Architectural Digest (AD), Italia

Federica Tattoli, Interview, 6 Dec 2021
"In art, I look for a strong voice, artistic coherence, ambition, and passion"  Béatrice Masi


[Italian to English]:

A gallery and (gallery owner) on the move: The Spaceless gallery

The young art advisor Béatrice Masi has launched an initiative to support artists, giving them visibility by organizing exhibitions each time in a different place: "In art, I look for a strong voice, artistic coherence, ambition, and passion".

Béatrice Masi is an eclectic young woman and art lover who, thanks to her multifaceted experience as a curator, art advisor, and gallery owner, has created a project that reflects her: The Spaceless Gallery. An interesting initiative to support artists that guarantees them visibility and organizes exhibitions in a different place each time. I met her virtually to get the details of this multifaceted project.


How did you approach the art world?

"It was always clear to me that I was deeply visual. From the age of 10, I was determined to become an interior designer to the point where I would wake up in the middle of the night to rearrange my bedroom. Later, when I discovered art history and met artists and creatives, it became apparent that I was inhabited entirely by art and wanted to work with living artists. Art lives in me and stimulates me more than anything else."


How did the Spaceless Gallery project come about?

"The project started from a simple conversation. An artist friend shared that her work felt limited to specific locations and networks despite being represented by different galleries around the world. This was the spark that gave me the impetus to work with artists in presenting their work in ever-changing environments, within exceptional spaces and with collaborators, expanding the artist's reach a little further."


Can you briefly outline the artists you collaborate with and the criteria for their selection?

"What I look for in art and advocate for is a strong voice, artistic consistency, ambition and passion. They pour their soul into their work and, in turn, I pour my passion and love into them to convey to collectors the essence of what makes me vibrate in championing their art. In a sense, all of my artists are part of what I call the "Spaceless Family" of which I am the guardian. Each of my artists has a voice and the artists talk to each other wonderfully through their approach to materiality and their connection to nature more globally.


You have three projects that have just opened in Paris, three different spaces, different atmospheres, can you show us these three exhibitions, what unites them and what makes them unique?

"In Paris, we have in fact three exhibitions going on, we felt it was important to make them dialogue together to somehow create an itinerary without space. Our first presentation is in the elegant boutique apartment on Avenue Montaigne, conceived and designed by the esteemed French interior decorators Gilles & Boissier. There, I'm showcasing the delicate sculptural work of Gabriel Sobin along with the romantic landscapes of analog photographer Lara Porzak. Her photographs are also on display in Armand Hadida's unique eclectic space at l'Eclaireur Hérold.
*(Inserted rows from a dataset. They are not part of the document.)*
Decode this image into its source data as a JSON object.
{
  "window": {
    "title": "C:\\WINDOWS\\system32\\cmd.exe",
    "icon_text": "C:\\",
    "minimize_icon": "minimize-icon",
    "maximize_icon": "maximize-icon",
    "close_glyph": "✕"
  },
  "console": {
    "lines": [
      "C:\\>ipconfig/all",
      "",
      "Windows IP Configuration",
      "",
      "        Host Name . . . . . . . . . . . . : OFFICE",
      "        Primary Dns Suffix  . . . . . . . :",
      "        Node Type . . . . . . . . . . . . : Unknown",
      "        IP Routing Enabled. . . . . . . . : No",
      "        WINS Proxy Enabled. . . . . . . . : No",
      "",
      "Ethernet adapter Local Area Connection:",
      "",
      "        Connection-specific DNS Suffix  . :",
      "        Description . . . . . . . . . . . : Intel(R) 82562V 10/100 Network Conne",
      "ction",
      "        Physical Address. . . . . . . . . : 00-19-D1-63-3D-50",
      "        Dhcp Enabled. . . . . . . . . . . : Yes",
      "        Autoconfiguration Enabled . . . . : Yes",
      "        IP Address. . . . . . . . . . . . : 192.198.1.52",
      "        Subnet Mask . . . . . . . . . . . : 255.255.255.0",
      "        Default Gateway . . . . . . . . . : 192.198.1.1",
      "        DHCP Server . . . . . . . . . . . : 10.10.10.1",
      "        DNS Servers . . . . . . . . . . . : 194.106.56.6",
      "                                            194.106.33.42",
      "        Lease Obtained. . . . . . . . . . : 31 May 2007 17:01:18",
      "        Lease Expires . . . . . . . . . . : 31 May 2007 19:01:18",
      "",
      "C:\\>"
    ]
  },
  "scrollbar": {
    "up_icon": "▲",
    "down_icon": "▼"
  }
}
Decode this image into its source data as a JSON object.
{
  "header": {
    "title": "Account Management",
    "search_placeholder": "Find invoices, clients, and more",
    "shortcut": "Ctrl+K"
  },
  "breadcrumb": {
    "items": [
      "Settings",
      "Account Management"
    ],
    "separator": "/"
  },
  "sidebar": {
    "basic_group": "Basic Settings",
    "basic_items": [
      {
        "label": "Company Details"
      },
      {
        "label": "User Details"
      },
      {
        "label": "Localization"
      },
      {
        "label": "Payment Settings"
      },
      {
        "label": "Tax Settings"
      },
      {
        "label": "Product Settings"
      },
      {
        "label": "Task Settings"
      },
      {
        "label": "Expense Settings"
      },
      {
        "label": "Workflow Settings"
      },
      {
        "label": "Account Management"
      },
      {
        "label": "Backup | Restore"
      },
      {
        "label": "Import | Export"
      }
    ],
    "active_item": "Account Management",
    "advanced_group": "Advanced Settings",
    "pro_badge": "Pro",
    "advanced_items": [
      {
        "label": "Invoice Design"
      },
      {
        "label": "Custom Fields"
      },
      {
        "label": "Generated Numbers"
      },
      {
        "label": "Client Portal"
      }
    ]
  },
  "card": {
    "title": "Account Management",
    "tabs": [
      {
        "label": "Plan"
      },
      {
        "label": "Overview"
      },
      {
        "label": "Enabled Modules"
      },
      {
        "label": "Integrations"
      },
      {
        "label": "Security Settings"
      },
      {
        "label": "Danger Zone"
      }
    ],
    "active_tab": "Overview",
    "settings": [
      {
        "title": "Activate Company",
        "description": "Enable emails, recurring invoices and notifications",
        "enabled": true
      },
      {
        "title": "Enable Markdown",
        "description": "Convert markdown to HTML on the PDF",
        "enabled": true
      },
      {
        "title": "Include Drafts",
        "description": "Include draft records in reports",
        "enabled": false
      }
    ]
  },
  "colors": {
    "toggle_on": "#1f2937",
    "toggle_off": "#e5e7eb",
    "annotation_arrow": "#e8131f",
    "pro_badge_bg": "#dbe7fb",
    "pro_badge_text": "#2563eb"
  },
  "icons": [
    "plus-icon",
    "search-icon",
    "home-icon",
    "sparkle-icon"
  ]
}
This old medieval-era barn was conceived by Armand as a space where niche fashion, exclusive art and eclectic design coexist. More recently, I opened an exhibition of Ruan Hoffmann's ceramics in the converted three-storey photography studio founded by Kristofer Kongshaug. This space, called Boon, conceived and curated by Kristofer to showcase cutting-edge contemporary designers and artists, seemed like the perfect place for Ruan's words to resonate."


You were recently in Milan, are there any upcoming projects that involve Italy and, in particular, the city of Milan?

"Milan is a city that inspires me in many ways. The way the Milanese have invested and transformed certain spaces has an incredible soul. I'm currently working on a couple of projects in the city that I can't wait to share with you very soon!"


You work in spaces other than galleries by relating the artist's work to the environment, could you point out the differences in usage from the White Cube?

"For me it is important to present art in different spaces within the same city or not, to put an emphasis on how art can emotionally bring out different expressions and reactions depending on the environment in which you place it. I truly believe that art speaks for itself in a neutral environment, the "white cube," but when placed in a home or personal space, each object has a story and forms a dialogue with its surroundings. In my exhibitions, I want to create a similar energy, making our viewers and visitors feel comfortable and intrigued. It gives me great joy to see that my clients come to my exhibitions in ever increasing numbers and never cease to be surprised.


Finding the interesting dialogue between the space and the artwork takes time but is really the "reason for being" of the gallery.  I am interested in creating these dialogues and collaborating with artists in spaces that already have an identity. None of my artists share the same approach, they all have their own universe, which also suggests that I aim to find environments that feel right for each of them. It's a challenge, but it's also what makes everything more exciting for my artists, my clients, and myself. For example, Hugh Findletar, based between Milan and Venice, makes fabulous eccentric busts of women that are sculptures and vases. We have collaborated all over the world with top florists to present and create a powerful symbiosis of glass art and flower art."

of 51